Yet smart programming doesn’t always happen. We so often see the dance equivalents of paisley ties and cashmere socks. You know the culprits: the Balanchine staples, the story ballet we’ve seen so many times that we might just as well dance it ourselves.

How refreshing that for its first program of the season, the Washington Ballet chose its offerings well.

None of the works is a masterpiece, but each is well-constructed, threaded through with surprises. And, most welcome of all, none suffers from over­exposure. All three — Hans van Manen’s “5 Tangos,” Christopher Wheeldon’s “Polyphonia” and Jiri Kylián’s “Petite Mort” — are company premieres.

This is a season of company milestones. The Washington Ballet is celebrating its 70th birthday, and artistic director Septime Webre is marking his 15th year at the helm. Perhaps that is what has put him in such an enthusiastic and generous mood, even for a man whose default setting is exuberant. This program, which opened Thursday and runs through Sunday at Sidney Harman Hall, is a gift to his dancers as well as a bonus for ticket-buyers, for it not only shows off the performers’ deft physicality, but also stretches them in its musical and stylistic demands.

At times, the stretching was obvious and didn’t hit the target. “Petite Mort” is the program’s closer and the most highly touted work, lending its name to the whole evening. It involves several props, including fencing foils and a billowing, wavelike expanse of black cloth. The men looked a little afraid of the foils Thursday, and the cloth was not handled smoothly, either.

“Five Tangos” was the hit of the evening, a work of crisp, satisfying visual geometry with the playful kick of Astor Piazzolla, whose tango compositions always sound like little film scores — witty, theatrical and compressed. In this rarely seen work, van Manen infused drama and sensuality into an austere, postmodern style, so we got sleek lines and delicious warmth at the same time.

Among many fine moments was the point at which one of the male dancers ran past several women, and they each turned and watched him hungrily. No anonymous corps of dancers here. Sona Kharatian, with that magnificent breadth across her shoulders, had a marvelous turn tearing the hearts out of half a dozen men, who watched her swooping in front of them in stunned silence.

Yet she could have delivered more heat. I felt this about all of the dancers in this work, which was well-executed but lacked danger. These were tangos, after all. The tango isn’t a dance of nice couples behaving well. It is unpredictable; it burns. You want to see fire in the eyes. Yet consistently, the dancers looked down at the stage floor as they whirled across it. Why were they so shy?

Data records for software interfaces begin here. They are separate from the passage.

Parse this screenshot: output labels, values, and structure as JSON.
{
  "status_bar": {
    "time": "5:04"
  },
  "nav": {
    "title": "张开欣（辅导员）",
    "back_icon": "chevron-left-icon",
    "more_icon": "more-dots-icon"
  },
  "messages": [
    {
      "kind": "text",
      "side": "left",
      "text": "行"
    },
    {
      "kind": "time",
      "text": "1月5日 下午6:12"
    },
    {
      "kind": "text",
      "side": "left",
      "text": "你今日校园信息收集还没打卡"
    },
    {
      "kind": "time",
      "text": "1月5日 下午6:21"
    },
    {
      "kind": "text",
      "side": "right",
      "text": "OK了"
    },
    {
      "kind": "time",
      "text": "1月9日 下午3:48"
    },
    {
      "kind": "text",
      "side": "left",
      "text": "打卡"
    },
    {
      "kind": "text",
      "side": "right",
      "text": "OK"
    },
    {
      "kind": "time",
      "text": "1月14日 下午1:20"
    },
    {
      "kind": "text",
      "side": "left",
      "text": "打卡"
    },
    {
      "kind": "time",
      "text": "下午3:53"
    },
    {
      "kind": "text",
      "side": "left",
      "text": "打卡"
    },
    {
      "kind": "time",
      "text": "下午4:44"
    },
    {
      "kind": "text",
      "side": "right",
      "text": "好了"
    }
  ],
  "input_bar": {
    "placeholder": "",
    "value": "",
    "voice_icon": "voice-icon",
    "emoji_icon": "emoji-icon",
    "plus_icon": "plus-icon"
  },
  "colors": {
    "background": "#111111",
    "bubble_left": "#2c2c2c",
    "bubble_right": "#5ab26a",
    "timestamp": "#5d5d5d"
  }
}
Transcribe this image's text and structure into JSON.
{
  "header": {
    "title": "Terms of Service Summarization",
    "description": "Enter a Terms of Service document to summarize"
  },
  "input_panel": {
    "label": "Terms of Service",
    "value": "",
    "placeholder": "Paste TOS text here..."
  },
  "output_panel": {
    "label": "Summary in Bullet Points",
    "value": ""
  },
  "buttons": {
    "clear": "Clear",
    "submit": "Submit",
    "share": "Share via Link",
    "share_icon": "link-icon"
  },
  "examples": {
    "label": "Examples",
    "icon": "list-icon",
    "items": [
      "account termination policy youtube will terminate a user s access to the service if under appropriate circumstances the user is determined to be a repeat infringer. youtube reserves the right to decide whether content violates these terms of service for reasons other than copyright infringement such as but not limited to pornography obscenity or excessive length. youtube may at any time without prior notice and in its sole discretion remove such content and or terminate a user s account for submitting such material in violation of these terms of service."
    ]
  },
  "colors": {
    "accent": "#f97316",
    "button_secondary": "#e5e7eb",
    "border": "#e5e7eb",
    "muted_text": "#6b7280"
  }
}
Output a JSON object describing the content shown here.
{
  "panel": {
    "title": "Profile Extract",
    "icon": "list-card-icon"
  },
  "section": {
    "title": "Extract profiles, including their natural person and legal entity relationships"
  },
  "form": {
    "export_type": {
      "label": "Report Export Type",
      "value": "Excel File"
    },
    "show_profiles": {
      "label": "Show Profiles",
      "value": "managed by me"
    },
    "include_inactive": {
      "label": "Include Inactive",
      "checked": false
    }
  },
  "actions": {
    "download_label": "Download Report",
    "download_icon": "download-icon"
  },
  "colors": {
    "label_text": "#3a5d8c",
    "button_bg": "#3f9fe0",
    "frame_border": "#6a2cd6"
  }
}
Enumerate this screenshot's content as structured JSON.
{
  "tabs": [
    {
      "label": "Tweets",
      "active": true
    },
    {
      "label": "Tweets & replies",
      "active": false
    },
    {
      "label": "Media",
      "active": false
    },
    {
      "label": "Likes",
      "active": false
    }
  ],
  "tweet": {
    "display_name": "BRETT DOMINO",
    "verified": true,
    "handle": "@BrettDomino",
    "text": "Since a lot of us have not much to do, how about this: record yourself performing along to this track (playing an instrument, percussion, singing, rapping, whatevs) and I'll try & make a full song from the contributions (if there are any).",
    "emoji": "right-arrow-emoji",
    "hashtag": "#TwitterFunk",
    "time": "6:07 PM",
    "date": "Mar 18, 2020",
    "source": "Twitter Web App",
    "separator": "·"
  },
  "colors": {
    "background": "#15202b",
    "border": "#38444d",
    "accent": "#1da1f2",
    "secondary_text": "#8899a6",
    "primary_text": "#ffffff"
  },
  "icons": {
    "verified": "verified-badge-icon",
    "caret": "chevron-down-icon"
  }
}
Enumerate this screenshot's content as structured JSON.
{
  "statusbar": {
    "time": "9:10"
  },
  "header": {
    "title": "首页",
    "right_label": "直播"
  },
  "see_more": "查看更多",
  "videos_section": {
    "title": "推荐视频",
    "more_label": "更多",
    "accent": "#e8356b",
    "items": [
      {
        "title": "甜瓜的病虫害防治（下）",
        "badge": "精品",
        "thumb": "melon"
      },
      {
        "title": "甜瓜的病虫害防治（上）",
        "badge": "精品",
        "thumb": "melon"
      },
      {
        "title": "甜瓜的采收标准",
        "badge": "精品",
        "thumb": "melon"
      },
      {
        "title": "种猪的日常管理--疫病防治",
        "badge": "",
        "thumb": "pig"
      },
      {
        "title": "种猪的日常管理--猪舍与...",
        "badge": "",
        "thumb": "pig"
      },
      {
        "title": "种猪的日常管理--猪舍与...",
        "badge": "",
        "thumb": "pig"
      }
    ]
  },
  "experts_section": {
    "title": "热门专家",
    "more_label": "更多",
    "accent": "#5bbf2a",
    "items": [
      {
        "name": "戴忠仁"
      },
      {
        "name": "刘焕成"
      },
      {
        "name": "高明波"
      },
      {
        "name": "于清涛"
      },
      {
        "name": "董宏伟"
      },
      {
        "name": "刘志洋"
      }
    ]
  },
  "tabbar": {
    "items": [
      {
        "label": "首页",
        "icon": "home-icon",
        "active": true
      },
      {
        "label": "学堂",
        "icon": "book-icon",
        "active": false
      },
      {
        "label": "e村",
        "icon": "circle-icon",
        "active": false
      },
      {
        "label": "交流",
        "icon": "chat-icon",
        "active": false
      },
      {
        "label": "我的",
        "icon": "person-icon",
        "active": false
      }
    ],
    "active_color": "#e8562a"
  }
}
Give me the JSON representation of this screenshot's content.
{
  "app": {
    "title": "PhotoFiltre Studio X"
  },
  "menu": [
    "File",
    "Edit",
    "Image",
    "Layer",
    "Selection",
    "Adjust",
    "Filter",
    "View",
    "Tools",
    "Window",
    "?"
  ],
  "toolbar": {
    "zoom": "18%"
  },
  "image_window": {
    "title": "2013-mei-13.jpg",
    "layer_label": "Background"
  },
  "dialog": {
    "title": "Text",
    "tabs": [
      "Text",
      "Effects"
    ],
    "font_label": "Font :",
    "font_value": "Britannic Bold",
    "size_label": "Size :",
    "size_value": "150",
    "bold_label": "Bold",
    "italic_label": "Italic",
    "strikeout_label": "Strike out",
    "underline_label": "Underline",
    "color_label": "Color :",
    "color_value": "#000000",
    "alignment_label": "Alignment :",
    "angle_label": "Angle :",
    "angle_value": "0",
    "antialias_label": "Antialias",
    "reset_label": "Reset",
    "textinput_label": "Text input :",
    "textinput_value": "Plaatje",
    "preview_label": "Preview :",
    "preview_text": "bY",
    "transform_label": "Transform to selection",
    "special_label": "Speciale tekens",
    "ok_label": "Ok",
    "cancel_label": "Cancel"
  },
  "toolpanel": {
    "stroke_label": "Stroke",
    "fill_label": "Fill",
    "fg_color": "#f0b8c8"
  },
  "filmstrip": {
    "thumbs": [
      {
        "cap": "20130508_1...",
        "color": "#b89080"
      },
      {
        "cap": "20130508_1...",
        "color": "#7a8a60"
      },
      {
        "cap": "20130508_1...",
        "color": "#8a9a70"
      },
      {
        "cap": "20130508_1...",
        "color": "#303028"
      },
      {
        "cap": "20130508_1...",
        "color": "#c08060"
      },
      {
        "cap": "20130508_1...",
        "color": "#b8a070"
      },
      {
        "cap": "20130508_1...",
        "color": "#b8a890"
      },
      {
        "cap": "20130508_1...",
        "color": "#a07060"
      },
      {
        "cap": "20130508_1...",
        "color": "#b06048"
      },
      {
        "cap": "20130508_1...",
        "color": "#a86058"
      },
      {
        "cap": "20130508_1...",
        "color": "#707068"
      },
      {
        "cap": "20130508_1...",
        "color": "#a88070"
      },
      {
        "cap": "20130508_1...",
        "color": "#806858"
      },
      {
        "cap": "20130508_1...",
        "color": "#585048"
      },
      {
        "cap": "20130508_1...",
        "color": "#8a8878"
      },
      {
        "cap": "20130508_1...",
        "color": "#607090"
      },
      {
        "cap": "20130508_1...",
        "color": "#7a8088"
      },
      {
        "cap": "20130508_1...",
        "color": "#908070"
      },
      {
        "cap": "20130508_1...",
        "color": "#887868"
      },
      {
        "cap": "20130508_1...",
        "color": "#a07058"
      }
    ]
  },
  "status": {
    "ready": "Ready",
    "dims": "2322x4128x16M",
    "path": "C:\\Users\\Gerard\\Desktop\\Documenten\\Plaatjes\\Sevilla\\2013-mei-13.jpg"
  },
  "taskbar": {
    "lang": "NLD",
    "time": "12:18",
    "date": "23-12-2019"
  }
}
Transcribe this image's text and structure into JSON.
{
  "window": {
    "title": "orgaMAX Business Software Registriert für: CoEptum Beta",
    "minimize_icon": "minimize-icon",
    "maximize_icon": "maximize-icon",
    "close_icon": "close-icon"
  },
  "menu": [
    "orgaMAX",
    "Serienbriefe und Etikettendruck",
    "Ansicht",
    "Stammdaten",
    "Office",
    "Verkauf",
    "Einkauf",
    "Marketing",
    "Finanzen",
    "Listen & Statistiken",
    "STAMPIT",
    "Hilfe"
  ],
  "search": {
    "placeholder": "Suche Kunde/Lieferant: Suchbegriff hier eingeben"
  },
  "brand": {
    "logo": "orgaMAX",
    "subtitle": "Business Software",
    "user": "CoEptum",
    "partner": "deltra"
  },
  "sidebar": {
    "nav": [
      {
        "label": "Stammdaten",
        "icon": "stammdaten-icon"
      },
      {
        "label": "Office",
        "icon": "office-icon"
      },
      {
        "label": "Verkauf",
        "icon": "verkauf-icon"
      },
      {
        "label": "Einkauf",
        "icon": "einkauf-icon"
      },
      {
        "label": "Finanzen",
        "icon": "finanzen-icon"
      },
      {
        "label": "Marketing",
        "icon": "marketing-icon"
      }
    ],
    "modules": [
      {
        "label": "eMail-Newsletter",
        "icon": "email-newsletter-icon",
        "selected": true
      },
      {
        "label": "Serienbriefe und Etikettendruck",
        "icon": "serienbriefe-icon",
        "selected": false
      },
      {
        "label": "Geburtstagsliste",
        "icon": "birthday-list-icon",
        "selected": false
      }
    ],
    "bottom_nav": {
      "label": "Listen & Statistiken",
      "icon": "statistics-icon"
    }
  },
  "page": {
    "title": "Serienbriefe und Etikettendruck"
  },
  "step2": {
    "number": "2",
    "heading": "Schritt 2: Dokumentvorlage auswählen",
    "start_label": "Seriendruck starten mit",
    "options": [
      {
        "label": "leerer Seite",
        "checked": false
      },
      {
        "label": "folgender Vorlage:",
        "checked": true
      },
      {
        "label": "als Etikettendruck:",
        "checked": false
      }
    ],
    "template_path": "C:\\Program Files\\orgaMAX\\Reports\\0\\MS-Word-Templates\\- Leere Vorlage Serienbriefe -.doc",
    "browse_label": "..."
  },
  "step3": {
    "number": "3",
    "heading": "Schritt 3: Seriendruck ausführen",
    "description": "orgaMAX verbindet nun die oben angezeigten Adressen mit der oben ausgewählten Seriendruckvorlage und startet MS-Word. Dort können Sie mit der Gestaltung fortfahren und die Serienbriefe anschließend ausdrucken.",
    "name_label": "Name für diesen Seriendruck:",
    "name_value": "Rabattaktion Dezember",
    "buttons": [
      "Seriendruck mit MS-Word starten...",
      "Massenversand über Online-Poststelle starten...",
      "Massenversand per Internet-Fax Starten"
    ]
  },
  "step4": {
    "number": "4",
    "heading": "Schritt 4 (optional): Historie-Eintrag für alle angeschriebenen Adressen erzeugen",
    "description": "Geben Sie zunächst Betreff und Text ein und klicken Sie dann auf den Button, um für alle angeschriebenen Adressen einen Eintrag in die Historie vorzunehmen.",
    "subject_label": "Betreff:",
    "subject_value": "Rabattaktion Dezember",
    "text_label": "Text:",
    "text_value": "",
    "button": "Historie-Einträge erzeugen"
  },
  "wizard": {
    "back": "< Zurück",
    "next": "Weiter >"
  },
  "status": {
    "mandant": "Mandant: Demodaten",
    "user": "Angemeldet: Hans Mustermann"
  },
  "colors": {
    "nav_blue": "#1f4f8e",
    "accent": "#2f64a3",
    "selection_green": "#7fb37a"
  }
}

Sometimes the shy moment elevates a work — or rather, the moment when someone shy draws us in. This is the heart of “Polyphonia,” which Wheeldon created for the New York City Ballet in 2001, quite early in his career, with jittery, spacey music by György Ligeti. The dancing, too, is jittery and overly busy at times, save for one solo that takes you to a quiet, private place.

It offered the best gift of all, a brand new way to see someone familiar. Maki Onuki is known for her iron technique and shining energy, but here she was utterly transformed. In the secretive half-light (Penny Jacobus re-created Mark Stanley’s original design), Onuki was delicate and wispy, as if suspended in the very atmosphere. You could almost feel the air moving as she moved, buoying her up, because how else could she turn so slowly and remain so weightlessly poised? As eye-catching as high energy and props can be, there’s nothing so rare and enduring in the theater as a mystery.

Petite Mort

The Washington Ballet performs works by Kylián, van Manen and Wheeldon through Oct. 26 at Sidney Harman Hall. Tickets $37-$132. Call 202-547-1122 or visit